Start of DATA

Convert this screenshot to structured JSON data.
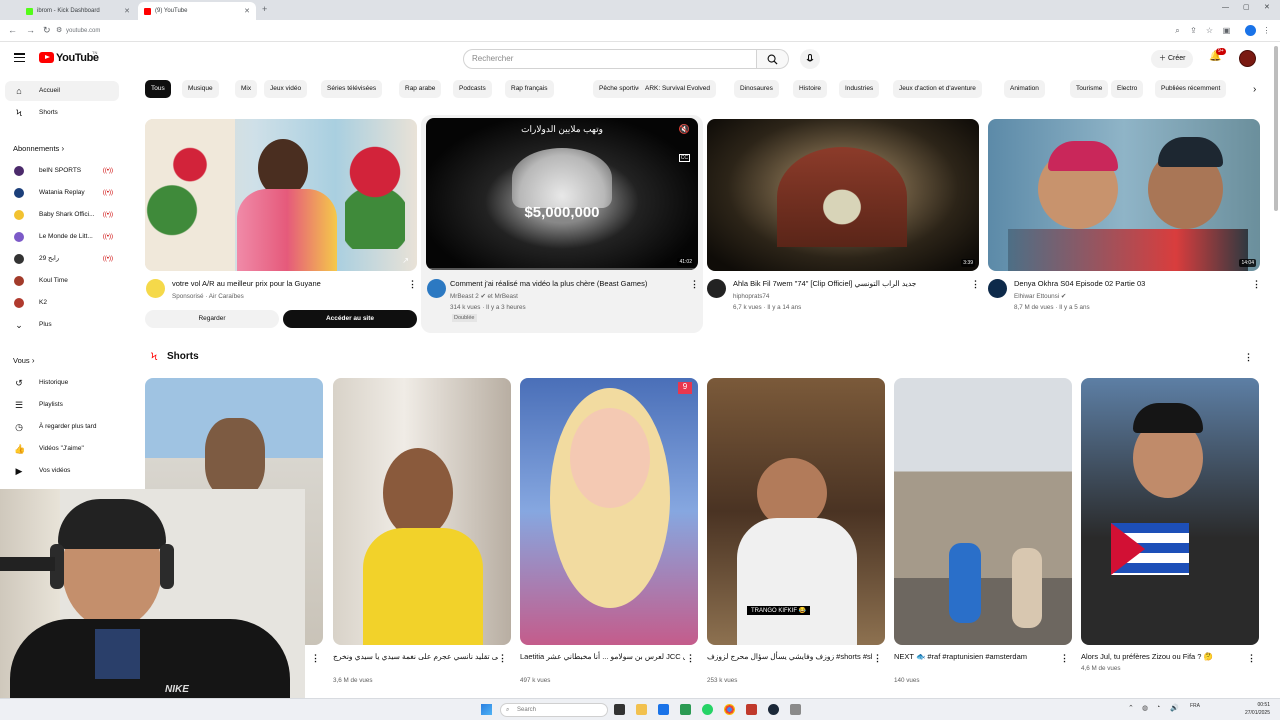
{
  "browser": {
    "tabs": [
      {
        "label": "ibrom - Kick Dashboard",
        "favicon_color": "#53fc18"
      },
      {
        "label": "(9) YouTube",
        "favicon_color": "#ff0000"
      }
    ],
    "url": "youtube.com"
  },
  "header": {
    "logo": "YouTube",
    "logo_country": "TN",
    "search_placeholder": "Rechercher",
    "create_label": "Créer",
    "notifications_badge": "9+"
  },
  "chips": [
    "Tous",
    "Musique",
    "Mix",
    "Jeux vidéo",
    "Séries télévisées",
    "Rap arabe",
    "Podcasts",
    "Rap français",
    "Pêche sportive",
    "ARK: Survival Evolved",
    "Dinosaures",
    "Histoire",
    "Industries",
    "Jeux d'action et d'aventure",
    "Animation",
    "Tourisme",
    "Electro",
    "Publiées récemment"
  ],
  "sidebar": {
    "main": [
      {
        "label": "Accueil",
        "icon": "home-icon"
      },
      {
        "label": "Shorts",
        "icon": "shorts-icon"
      }
    ],
    "subscriptions_title": "Abonnements",
    "subscriptions": [
      {
        "label": "beIN SPORTS",
        "color": "#4b2a6b",
        "live": true
      },
      {
        "label": "Watania Replay",
        "color": "#1c3f7a",
        "live": true
      },
      {
        "label": "Baby Shark Offici...",
        "color": "#f2c230",
        "live": true
      },
      {
        "label": "Le Monde de Litt...",
        "color": "#7c5ac8",
        "live": true
      },
      {
        "label": "29 رابح",
        "color": "#333333",
        "live": true
      },
      {
        "label": "Koul Time",
        "color": "#a23b2a",
        "live": false
      },
      {
        "label": "K2",
        "color": "#b03a2e",
        "live": false
      }
    ],
    "more_label": "Plus",
    "you_title": "Vous",
    "you_items": [
      {
        "label": "Historique",
        "icon": "history-icon"
      },
      {
        "label": "Playlists",
        "icon": "playlists-icon"
      },
      {
        "label": "À regarder plus tard",
        "icon": "watch-later-icon"
      },
      {
        "label": "Vidéos \"J'aime\"",
        "icon": "like-icon"
      },
      {
        "label": "Vos vidéos",
        "icon": "your-videos-icon"
      }
    ]
  },
  "videos": [
    {
      "title": "votre vol A/R au meilleur prix pour la Guyane",
      "channel": "Sponsorisé · Air Caraïbes",
      "meta": "",
      "duration": "",
      "watch_label": "Regarder",
      "cta_label": "Accéder au site"
    },
    {
      "title": "Comment j'ai réalisé ma vidéo la plus chère (Beast Games)",
      "channel": "MrBeast 2 ✔ et MrBeast",
      "meta": "314 k vues · Il y a 3 heures",
      "extra": "Doublée",
      "duration": "41:02",
      "overlay_text": "$5,000,000",
      "overlay_arabic": "وتهب ملايين الدولارات"
    },
    {
      "title": "Ahla Bik Fil 7wem \"74\" [Clip Officiel] جديد الراب التونسي",
      "channel": "hiphoprats74",
      "meta": "6,7 k vues · Il y a 14 ans",
      "duration": "3:39"
    },
    {
      "title": "Denya Okhra S04 Episode 02 Partie 03",
      "channel": "Elhiwar Ettounsi ✔",
      "meta": "8,7 M de vues · Il y a 5 ans",
      "duration": "14:04"
    }
  ],
  "shorts_title": "Shorts",
  "shorts": [
    {
      "title": "",
      "views": ""
    },
    {
      "title": "أحلى تقليد نانسي عجرم على نغمة سيدي يا سيدي ونخرج / Nancy Ajram Sidi Ya Sidi",
      "views": "3,6 M de vues"
    },
    {
      "title": "Laetitia لعرس بن سولامو ... أنا مخبطاني عشر  JCC كي تحب تحكي على",
      "views": "497 k vues"
    },
    {
      "title": "زوزف وفايشي يسأل سؤال محرج لزوزف #shorts #short #trending #memes ...",
      "views": "253 k vues",
      "caption": "TRANGO KIFKIF 😂"
    },
    {
      "title": "NEXT 🐟 #raf #raptunisien #amsterdam",
      "views": "140 vues"
    },
    {
      "title": "Alors Jul, tu préfères Zizou ou Fifa ? 🤔",
      "views": "4,6 M de vues"
    }
  ],
  "taskbar": {
    "search_placeholder": "Search",
    "lang": "FRA",
    "time": "00:51",
    "date": "27/01/2025"
  }
}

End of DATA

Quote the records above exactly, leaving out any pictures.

Convert this screenshot to structured JSON data.
{
  "browser": {
    "tabs": [
      {
        "label": "ibrom - Kick Dashboard",
        "favicon_color": "#53fc18"
      },
      {
        "label": "(9) YouTube",
        "favicon_color": "#ff0000"
      }
    ],
    "url": "youtube.com"
  },
  "header": {
    "logo": "YouTube",
    "logo_country": "TN",
    "search_placeholder": "Rechercher",
    "create_label": "Créer",
    "notifications_badge": "9+"
  },
  "chips": [
    "Tous",
    "Musique",
    "Mix",
    "Jeux vidéo",
    "Séries télévisées",
    "Rap arabe",
    "Podcasts",
    "Rap français",
    "Pêche sportive",
    "ARK: Survival Evolved",
    "Dinosaures",
    "Histoire",
    "Industries",
    "Jeux d'action et d'aventure",
    "Animation",
    "Tourisme",
    "Electro",
    "Publiées récemment"
  ],
  "sidebar": {
    "main": [
      {
        "label": "Accueil",
        "icon": "home-icon"
      },
      {
        "label": "Shorts",
        "icon": "shorts-icon"
      }
    ],
    "subscriptions_title": "Abonnements",
    "subscriptions": [
      {
        "label": "beIN SPORTS",
        "color": "#4b2a6b",
        "live": true
      },
      {
        "label": "Watania Replay",
        "color": "#1c3f7a",
        "live": true
      },
      {
        "label": "Baby Shark Offici...",
        "color": "#f2c230",
        "live": true
      },
      {
        "label": "Le Monde de Litt...",
        "color": "#7c5ac8",
        "live": true
      },
      {
        "label": "29 رابح",
        "color": "#333333",
        "live": true
      },
      {
        "label": "Koul Time",
        "color": "#a23b2a",
        "live": false
      },
      {
        "label": "K2",
        "color": "#b03a2e",
        "live": false
      }
    ],
    "more_label": "Plus",
    "you_title": "Vous",
    "you_items": [
      {
        "label": "Historique",
        "icon": "history-icon"
      },
      {
        "label": "Playlists",
        "icon": "playlists-icon"
      },
      {
        "label": "À regarder plus tard",
        "icon": "watch-later-icon"
      },
      {
        "label": "Vidéos \"J'aime\"",
        "icon": "like-icon"
      },
      {
        "label": "Vos vidéos",
        "icon": "your-videos-icon"
      }
    ]
  },
  "videos": [
    {
      "title": "votre vol A/R au meilleur prix pour la Guyane",
      "channel": "Sponsorisé · Air Caraïbes",
      "meta": "",
      "duration": "",
      "watch_label": "Regarder",
      "cta_label": "Accéder au site"
    },
    {
      "title": "Comment j'ai réalisé ma vidéo la plus chère (Beast Games)",
      "channel": "MrBeast 2 ✔ et MrBeast",
      "meta": "314 k vues · Il y a 3 heures",
      "extra": "Doublée",
      "duration": "41:02",
      "overlay_text": "$5,000,000",
      "overlay_arabic": "وتهب ملايين الدولارات"
    },
    {
      "title": "Ahla Bik Fil 7wem \"74\" [Clip Officiel] جديد الراب التونسي",
      "channel": "hiphoprats74",
      "meta": "6,7 k vues · Il y a 14 ans",
      "duration": "3:39"
    },
    {
      "title": "Denya Okhra S04 Episode 02 Partie 03",
      "channel": "Elhiwar Ettounsi ✔",
      "meta": "8,7 M de vues · Il y a 5 ans",
      "duration": "14:04"
    }
  ],
  "shorts_title": "Shorts",
  "shorts": [
    {
      "title": "",
      "views": ""
    },
    {
      "title": "أحلى تقليد نانسي عجرم على نغمة سيدي يا سيدي ونخرج / Nancy Ajram Sidi Ya Sidi",
      "views": "3,6 M de vues"
    },
    {
      "title": "Laetitia لعرس بن سولامو ... أنا مخبطاني عشر  JCC كي تحب تحكي على",
      "views": "497 k vues"
    },
    {
      "title": "زوزف وفايشي يسأل سؤال محرج لزوزف #shorts #short #trending #memes ...",
      "views": "253 k vues",
      "caption": "TRANGO KIFKIF 😂"
    },
    {
      "title": "NEXT 🐟 #raf #raptunisien #amsterdam",
      "views": "140 vues"
    },
    {
      "title": "Alors Jul, tu préfères Zizou ou Fifa ? 🤔",
      "views": "4,6 M de vues"
    }
  ],
  "taskbar": {
    "search_placeholder": "Search",
    "lang": "FRA",
    "time": "00:51",
    "date": "27/01/2025"
  }
}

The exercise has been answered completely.